What is a Slot?


The slot is an opening or gap, usually vertical, in a structure. A slot is also a term used to describe the position of a particular item or event in a sequence. It can be used as a verb, as in “to slot something into place,” or as an adjective, as in “the slots are full.”

Slot is a word that has long been a favorite among casino players. Unlike table games like blackjack or roulette, slot machines don’t require any complicated strategy and are very fast to learn. In fact, most people have a natural affinity for the game and can pick it up almost instantly. However, while slots are relatively easy to play, there are some things that every player should know before they start spinning the reels.

There are several factors that affect the likelihood of winning a jackpot on a slot machine. For example, a slot’s jackpot size is determined by the amount of money it has been paid out to other players. Likewise, the frequency of a slot’s payouts is also a major factor in determining how often it will pay out big winnings.

In addition to these variables, the odds of hitting a jackpot are influenced by the type of slot machine and the specific symbols on it. Some slot machines, known as high volatility slots, do not win very frequently but, when they do, the payouts can be massive. This type of slot is very different from low volatility slots, which tend to win more frequently but have smaller payouts.

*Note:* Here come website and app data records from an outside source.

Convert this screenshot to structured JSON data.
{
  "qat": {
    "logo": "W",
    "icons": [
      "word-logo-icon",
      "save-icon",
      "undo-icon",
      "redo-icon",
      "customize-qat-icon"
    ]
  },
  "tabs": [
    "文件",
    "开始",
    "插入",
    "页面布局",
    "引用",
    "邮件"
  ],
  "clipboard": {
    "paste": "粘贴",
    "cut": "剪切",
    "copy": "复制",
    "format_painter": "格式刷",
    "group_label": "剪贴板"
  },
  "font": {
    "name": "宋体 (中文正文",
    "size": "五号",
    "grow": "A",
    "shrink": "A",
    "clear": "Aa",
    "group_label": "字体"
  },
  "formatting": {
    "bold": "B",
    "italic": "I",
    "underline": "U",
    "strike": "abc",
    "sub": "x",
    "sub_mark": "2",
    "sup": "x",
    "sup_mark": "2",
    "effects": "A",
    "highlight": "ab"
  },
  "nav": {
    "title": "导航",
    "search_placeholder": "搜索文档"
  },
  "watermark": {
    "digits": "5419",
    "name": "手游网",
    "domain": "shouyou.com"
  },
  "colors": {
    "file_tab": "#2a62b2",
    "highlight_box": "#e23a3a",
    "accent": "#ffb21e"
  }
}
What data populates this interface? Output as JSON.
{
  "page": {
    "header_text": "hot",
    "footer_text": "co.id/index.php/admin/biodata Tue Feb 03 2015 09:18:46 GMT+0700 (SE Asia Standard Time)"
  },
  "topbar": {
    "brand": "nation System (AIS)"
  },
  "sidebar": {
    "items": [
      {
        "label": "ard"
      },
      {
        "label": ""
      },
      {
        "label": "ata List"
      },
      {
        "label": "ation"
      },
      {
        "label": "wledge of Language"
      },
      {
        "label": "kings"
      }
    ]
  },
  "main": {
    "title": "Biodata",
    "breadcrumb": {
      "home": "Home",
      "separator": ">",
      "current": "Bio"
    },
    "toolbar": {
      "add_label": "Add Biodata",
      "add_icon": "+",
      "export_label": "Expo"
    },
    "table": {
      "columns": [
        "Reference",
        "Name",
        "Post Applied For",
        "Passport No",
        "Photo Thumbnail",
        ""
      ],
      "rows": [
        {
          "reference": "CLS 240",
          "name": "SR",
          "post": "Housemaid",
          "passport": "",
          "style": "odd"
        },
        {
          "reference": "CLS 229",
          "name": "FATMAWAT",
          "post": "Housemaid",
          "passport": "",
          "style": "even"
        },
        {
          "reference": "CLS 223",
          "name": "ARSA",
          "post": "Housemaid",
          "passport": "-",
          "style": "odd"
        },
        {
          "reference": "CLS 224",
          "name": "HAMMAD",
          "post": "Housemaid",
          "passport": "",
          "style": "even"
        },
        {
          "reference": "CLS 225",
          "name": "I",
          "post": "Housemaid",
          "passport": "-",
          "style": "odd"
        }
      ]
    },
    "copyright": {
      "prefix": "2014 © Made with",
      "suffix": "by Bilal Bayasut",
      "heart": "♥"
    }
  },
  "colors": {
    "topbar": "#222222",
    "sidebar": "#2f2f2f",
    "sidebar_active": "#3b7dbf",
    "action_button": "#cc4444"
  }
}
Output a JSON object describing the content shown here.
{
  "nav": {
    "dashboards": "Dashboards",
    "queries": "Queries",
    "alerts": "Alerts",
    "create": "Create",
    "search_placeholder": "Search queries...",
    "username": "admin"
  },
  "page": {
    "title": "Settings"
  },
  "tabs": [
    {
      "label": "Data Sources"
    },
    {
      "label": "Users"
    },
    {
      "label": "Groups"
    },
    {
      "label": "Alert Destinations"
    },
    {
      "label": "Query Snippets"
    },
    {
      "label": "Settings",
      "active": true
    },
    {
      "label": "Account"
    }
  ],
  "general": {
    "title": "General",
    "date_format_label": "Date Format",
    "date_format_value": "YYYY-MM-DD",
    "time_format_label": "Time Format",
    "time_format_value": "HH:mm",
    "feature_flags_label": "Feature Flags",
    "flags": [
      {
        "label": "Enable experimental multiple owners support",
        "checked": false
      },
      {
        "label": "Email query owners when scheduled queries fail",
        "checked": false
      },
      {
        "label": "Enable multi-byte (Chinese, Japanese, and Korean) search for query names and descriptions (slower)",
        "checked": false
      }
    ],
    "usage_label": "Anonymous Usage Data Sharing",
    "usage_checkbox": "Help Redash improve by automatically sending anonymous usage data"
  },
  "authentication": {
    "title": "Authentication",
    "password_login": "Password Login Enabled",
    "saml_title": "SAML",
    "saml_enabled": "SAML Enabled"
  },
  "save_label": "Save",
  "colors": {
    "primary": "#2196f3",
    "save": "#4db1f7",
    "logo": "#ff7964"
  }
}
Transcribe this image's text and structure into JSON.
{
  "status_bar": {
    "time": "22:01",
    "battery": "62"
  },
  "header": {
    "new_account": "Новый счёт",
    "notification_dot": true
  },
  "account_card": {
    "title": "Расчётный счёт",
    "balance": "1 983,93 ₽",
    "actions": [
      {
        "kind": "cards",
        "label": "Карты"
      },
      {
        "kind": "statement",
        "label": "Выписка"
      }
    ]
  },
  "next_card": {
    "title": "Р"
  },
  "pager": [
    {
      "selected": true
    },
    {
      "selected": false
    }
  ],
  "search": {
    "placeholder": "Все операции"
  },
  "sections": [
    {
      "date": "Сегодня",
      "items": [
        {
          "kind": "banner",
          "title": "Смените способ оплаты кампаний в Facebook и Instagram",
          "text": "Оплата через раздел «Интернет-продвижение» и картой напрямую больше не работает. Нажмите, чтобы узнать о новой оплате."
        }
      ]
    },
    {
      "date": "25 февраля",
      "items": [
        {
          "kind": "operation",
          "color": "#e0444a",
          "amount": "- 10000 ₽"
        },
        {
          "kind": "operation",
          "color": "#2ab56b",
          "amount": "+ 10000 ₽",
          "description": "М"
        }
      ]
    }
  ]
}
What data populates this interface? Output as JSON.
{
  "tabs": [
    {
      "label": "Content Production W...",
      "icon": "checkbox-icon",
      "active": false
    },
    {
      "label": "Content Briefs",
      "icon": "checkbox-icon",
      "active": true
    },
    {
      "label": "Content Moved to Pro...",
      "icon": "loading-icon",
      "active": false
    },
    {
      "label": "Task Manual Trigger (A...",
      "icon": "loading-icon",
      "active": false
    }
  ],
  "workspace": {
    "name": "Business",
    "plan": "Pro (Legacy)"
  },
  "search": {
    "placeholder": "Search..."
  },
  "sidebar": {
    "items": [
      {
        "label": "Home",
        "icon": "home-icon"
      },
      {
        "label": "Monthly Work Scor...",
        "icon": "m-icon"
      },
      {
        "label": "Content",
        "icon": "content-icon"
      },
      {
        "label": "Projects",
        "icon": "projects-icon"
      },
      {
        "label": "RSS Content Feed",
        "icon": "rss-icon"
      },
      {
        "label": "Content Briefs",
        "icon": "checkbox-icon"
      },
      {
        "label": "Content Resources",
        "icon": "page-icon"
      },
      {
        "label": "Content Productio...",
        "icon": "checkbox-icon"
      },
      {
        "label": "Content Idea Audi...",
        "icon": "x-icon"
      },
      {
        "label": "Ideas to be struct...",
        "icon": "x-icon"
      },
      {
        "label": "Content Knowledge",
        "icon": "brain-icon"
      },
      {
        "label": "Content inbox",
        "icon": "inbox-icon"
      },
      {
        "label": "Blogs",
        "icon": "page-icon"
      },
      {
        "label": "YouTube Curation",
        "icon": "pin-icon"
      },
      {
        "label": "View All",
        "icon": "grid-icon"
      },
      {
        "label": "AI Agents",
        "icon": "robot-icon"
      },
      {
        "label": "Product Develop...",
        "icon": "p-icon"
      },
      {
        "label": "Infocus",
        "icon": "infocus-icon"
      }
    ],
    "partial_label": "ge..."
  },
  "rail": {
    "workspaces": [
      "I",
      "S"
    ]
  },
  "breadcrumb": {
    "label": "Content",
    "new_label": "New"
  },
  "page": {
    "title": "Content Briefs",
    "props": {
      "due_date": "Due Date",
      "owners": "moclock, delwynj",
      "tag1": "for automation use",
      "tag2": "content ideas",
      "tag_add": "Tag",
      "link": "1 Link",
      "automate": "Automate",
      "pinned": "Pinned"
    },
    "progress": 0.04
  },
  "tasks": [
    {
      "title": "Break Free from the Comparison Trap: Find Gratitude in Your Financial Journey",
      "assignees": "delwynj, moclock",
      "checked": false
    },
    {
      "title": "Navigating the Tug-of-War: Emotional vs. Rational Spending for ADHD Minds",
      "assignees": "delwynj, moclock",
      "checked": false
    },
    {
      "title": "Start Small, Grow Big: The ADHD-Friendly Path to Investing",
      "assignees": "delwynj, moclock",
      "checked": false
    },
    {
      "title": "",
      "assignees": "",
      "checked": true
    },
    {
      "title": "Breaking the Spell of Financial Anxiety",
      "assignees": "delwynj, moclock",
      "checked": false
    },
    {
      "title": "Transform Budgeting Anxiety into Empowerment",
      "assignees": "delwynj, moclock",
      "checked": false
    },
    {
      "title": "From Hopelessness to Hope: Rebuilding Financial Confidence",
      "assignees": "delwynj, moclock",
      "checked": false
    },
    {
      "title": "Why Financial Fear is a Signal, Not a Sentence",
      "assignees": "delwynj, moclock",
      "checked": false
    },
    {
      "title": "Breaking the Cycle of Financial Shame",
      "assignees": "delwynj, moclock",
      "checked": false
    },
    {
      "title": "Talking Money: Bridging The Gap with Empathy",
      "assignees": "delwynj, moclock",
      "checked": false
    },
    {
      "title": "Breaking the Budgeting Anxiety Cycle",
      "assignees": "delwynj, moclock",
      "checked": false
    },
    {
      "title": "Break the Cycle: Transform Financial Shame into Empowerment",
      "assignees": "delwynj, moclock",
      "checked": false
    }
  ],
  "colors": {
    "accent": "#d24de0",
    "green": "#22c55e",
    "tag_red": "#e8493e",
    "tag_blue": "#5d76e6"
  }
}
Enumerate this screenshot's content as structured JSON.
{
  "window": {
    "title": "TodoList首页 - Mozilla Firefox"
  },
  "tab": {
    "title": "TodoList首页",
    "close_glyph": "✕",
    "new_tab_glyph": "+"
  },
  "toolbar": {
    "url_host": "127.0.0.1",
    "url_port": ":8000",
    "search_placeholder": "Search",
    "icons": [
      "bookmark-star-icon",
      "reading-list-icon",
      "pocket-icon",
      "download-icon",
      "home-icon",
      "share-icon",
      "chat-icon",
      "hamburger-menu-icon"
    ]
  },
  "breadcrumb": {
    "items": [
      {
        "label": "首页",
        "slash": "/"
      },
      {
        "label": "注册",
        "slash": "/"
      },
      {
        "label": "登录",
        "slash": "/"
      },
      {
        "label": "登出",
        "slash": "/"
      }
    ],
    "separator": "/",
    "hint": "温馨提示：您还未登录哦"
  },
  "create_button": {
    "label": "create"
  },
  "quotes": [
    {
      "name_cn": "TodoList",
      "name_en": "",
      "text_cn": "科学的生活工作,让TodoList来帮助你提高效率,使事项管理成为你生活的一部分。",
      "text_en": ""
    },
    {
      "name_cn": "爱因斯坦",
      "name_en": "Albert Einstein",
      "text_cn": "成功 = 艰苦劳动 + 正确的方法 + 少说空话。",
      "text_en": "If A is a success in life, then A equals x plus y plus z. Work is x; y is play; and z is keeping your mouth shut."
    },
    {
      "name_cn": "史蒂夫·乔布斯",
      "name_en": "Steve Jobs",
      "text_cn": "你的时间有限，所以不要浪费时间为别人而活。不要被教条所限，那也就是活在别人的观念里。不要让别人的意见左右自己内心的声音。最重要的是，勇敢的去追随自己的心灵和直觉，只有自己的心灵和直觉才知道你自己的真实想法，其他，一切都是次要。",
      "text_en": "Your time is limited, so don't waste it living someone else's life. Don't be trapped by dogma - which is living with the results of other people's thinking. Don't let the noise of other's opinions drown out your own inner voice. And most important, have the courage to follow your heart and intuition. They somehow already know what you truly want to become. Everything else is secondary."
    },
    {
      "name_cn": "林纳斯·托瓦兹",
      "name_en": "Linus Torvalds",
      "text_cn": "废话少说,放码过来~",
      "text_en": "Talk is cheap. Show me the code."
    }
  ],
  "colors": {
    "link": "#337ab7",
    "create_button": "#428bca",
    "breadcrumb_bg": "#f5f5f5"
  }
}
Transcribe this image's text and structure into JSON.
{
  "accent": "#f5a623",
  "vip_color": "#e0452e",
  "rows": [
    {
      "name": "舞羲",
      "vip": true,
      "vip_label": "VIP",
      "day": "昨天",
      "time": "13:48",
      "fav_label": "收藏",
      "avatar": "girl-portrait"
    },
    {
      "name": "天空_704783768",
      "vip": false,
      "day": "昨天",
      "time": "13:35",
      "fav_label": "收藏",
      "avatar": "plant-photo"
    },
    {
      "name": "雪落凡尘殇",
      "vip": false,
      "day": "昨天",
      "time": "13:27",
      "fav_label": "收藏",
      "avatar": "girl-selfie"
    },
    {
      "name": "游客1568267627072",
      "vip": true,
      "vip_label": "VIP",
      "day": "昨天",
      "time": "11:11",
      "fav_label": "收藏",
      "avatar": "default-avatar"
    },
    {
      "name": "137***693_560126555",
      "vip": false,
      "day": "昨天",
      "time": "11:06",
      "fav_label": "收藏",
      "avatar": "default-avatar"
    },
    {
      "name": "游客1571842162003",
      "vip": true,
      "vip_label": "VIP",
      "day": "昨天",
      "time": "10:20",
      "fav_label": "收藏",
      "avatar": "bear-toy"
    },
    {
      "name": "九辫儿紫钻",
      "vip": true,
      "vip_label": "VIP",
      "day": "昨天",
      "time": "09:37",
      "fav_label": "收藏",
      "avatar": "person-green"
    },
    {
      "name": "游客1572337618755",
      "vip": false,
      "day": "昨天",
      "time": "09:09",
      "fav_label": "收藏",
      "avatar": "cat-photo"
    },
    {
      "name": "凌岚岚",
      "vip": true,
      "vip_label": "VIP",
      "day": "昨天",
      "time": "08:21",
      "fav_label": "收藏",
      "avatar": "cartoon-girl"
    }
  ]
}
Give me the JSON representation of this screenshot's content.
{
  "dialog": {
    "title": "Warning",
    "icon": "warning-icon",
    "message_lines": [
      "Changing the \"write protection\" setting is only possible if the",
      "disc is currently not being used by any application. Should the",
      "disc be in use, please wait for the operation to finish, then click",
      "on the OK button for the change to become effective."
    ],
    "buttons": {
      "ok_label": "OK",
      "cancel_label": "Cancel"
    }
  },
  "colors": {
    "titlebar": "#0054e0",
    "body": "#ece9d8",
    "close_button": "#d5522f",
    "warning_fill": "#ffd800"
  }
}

The random number generator on a slot machine is the biggest influence on its chances of making a winning combination. Once it receives a signal — from anything from a button being pressed to the handle being pulled — the random number generator sets a combination of numbers that will appear on the reels. The reels will then stop on one of the combinations.

Many people believe that a slot machine that has not won in a while is due to hit soon. This belief is based on the fact that casinos place hot machines at the end of aisles to increase their popularity and the number of customers they attract. However, this belief is based on a flawed logic: Slots do not have a memory and they are never “due” to hit.

Slots can be fun and exciting to play, but it is important to be aware of how much you are spending before you begin playing. This will help you control your gambling budget and ensure that you do not spend more than you intend to. To do this, decide how much you want to spend before you begin playing and stick with it. Whether you’re playing online or in person, this will keep your excitement level in check and prevent you from spending more than you can afford to lose.